In a recent experiment with a client (“Jane Doe”), she told me that after six months of collecting her deductible directly from her retirement accounts, her deductible was hurting and she didn`t know how to get out of the hole. To add salt to the wound, she personally guaranteed i) the lease of the commercial space; (ii) the franchise agreement; and the small business loan the company needed to get started. This is obviously a worse scenario for a business owner, especially if the business does not make a profit, because it is only a matter of time before the business is closed and the creditors come after the business owner. After an hour when I got an idea of her personal and business finances, I began to explain to Ms. Doe what her options were and how these executory contracts would be handled in the context of her bankruptcy. The Bankruptcy Act essentially authorizes an agent or debtor, subject to the agreement of the bankruptcy court, to take over advantageous enforcement contracts and to refuse advantageous enforcement contracts. In general, each party, if it has material obligations not fulfilled under a contract, is enforceable. Acceptance binds the debtor (and non-debtor) to the expenses and benefits of the contract. Refusal is a violation of the contract concerned, but damages resulting from the breach of a denied contract become general unsecured (non-priority) rights subject to bankruptcy proceedings. A leniency agreement can be considered a performance contract to the extent that both parties must comply: the borrower must pay some or all of the debt on the lender and the lender must continue to exist for a period of time.

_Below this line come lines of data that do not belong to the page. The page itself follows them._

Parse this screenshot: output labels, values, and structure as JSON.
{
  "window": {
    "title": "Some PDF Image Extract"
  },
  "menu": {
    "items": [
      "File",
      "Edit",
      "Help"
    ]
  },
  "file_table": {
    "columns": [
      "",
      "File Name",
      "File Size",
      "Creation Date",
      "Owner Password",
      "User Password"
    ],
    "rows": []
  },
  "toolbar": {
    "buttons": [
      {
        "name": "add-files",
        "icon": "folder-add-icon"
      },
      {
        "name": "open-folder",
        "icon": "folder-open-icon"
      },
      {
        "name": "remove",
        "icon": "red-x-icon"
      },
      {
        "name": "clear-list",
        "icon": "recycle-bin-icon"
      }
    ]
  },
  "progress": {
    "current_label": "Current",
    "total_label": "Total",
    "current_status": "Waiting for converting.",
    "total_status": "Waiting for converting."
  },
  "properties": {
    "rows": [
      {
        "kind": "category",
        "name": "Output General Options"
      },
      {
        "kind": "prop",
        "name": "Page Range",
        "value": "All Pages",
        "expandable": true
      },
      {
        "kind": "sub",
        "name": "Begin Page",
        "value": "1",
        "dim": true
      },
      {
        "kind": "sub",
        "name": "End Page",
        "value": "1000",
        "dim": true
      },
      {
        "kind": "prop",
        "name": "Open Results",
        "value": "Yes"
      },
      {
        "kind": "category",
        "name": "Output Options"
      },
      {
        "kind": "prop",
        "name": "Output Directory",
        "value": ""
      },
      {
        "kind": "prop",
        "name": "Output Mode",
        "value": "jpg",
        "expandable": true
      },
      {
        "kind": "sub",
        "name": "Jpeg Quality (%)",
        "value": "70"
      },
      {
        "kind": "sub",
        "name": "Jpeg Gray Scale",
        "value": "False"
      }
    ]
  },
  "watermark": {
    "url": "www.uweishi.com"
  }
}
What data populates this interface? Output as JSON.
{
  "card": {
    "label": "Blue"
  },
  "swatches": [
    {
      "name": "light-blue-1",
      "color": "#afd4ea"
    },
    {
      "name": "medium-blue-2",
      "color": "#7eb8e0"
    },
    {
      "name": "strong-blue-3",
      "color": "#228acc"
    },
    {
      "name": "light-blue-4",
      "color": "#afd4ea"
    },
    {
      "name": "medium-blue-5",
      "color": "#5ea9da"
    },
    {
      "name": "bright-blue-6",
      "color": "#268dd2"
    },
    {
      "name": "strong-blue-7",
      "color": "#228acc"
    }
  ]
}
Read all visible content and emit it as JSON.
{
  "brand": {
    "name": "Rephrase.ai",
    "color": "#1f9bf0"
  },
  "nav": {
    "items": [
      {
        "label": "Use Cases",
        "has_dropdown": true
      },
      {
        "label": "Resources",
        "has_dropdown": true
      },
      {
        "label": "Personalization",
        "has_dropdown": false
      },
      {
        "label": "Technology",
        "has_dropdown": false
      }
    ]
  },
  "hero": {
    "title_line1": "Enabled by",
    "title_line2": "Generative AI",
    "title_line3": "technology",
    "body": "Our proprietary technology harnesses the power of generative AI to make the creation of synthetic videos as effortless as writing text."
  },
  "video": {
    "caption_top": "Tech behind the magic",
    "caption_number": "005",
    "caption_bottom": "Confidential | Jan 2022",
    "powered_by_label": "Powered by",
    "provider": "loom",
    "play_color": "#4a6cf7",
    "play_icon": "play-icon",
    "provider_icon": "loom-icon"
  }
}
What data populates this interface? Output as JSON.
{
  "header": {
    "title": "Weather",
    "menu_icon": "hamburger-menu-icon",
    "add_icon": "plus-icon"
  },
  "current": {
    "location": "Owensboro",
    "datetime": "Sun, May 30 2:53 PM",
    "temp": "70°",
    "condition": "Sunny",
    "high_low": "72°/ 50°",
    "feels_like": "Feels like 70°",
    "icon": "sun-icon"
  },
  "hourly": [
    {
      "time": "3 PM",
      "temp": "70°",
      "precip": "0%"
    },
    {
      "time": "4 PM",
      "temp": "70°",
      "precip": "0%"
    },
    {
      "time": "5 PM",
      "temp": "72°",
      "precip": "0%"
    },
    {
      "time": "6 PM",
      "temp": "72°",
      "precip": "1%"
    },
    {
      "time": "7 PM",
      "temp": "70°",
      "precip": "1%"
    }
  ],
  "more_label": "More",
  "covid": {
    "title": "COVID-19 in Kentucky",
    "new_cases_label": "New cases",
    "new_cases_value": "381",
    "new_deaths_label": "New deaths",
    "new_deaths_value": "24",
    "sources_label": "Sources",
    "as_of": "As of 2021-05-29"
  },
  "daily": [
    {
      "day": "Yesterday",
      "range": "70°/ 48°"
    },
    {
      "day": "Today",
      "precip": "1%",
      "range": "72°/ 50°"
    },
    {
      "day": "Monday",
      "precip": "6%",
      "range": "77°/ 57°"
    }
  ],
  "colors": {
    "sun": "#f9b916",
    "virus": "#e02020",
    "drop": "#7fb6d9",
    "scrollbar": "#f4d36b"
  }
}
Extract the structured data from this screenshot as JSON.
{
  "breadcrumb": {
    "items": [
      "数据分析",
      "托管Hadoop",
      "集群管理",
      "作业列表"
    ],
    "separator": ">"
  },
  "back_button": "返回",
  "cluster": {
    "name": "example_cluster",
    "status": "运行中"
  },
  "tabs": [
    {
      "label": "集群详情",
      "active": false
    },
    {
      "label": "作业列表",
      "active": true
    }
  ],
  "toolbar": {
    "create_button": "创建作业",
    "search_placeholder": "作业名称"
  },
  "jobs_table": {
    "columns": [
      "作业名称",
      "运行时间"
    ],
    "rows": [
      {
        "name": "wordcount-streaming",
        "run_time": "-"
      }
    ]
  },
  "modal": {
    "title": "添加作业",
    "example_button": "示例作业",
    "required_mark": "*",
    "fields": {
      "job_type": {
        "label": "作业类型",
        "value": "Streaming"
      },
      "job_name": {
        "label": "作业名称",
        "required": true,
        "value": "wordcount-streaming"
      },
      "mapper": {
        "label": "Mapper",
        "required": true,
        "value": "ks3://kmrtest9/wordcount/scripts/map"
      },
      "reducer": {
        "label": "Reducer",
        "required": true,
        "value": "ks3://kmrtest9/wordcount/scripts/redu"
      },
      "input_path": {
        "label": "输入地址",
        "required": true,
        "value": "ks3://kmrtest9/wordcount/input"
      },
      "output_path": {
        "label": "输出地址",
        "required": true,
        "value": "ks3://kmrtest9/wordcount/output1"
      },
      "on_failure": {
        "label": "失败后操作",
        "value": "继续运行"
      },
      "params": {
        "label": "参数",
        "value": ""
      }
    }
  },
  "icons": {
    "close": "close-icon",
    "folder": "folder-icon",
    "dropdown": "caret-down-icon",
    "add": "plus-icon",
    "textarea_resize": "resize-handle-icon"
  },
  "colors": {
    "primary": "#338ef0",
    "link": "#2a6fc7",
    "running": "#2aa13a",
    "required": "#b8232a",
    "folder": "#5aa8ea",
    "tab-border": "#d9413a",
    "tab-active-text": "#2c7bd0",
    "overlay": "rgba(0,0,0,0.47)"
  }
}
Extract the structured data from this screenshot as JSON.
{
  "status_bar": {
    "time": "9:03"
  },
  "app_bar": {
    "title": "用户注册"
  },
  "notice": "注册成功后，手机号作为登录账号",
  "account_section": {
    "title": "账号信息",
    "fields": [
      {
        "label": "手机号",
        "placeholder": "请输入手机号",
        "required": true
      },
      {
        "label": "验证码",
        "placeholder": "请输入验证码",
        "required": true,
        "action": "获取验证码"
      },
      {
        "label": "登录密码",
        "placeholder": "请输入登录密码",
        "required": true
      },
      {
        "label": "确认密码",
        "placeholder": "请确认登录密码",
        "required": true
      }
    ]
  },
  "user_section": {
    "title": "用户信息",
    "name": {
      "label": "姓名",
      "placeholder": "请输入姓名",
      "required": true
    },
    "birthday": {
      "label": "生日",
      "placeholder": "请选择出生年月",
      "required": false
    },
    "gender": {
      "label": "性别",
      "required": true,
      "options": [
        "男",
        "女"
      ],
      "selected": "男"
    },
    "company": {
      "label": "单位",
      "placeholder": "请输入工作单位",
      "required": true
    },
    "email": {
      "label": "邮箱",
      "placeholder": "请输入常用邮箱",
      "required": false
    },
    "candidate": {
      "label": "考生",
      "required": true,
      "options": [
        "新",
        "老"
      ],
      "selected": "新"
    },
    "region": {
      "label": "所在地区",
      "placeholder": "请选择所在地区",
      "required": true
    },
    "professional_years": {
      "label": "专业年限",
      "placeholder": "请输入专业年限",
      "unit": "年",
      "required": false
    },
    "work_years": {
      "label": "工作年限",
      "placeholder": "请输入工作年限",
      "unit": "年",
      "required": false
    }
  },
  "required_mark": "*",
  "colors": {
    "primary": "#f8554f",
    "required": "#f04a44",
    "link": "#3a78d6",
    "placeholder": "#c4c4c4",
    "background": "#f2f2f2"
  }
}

As such, the debtor may accept or refuse the leniency agreement, and the lender cannot use an ipso facto clause to automatically terminate the leniency and avoid the risk that borrowers will accept (and maintain) the leniency agreement. However, if the leniency agreement provides for an extension of the additional credit to the debtor that was not requested before the petition, the agreement is instead considered a loan agreement and is not subject to the restrictions of the ipso facto clauses. Most credits contain termination clauses triggered by the borrower`s bankruptcy application. These so-called “ipso facto” clauses are generally unenforceable in execution contracts (discussed below), but may be enforceable in loan contracts1. In addition, lenders cannot be forced to extend financing to a bankrupt borrower, despite a previous agreement.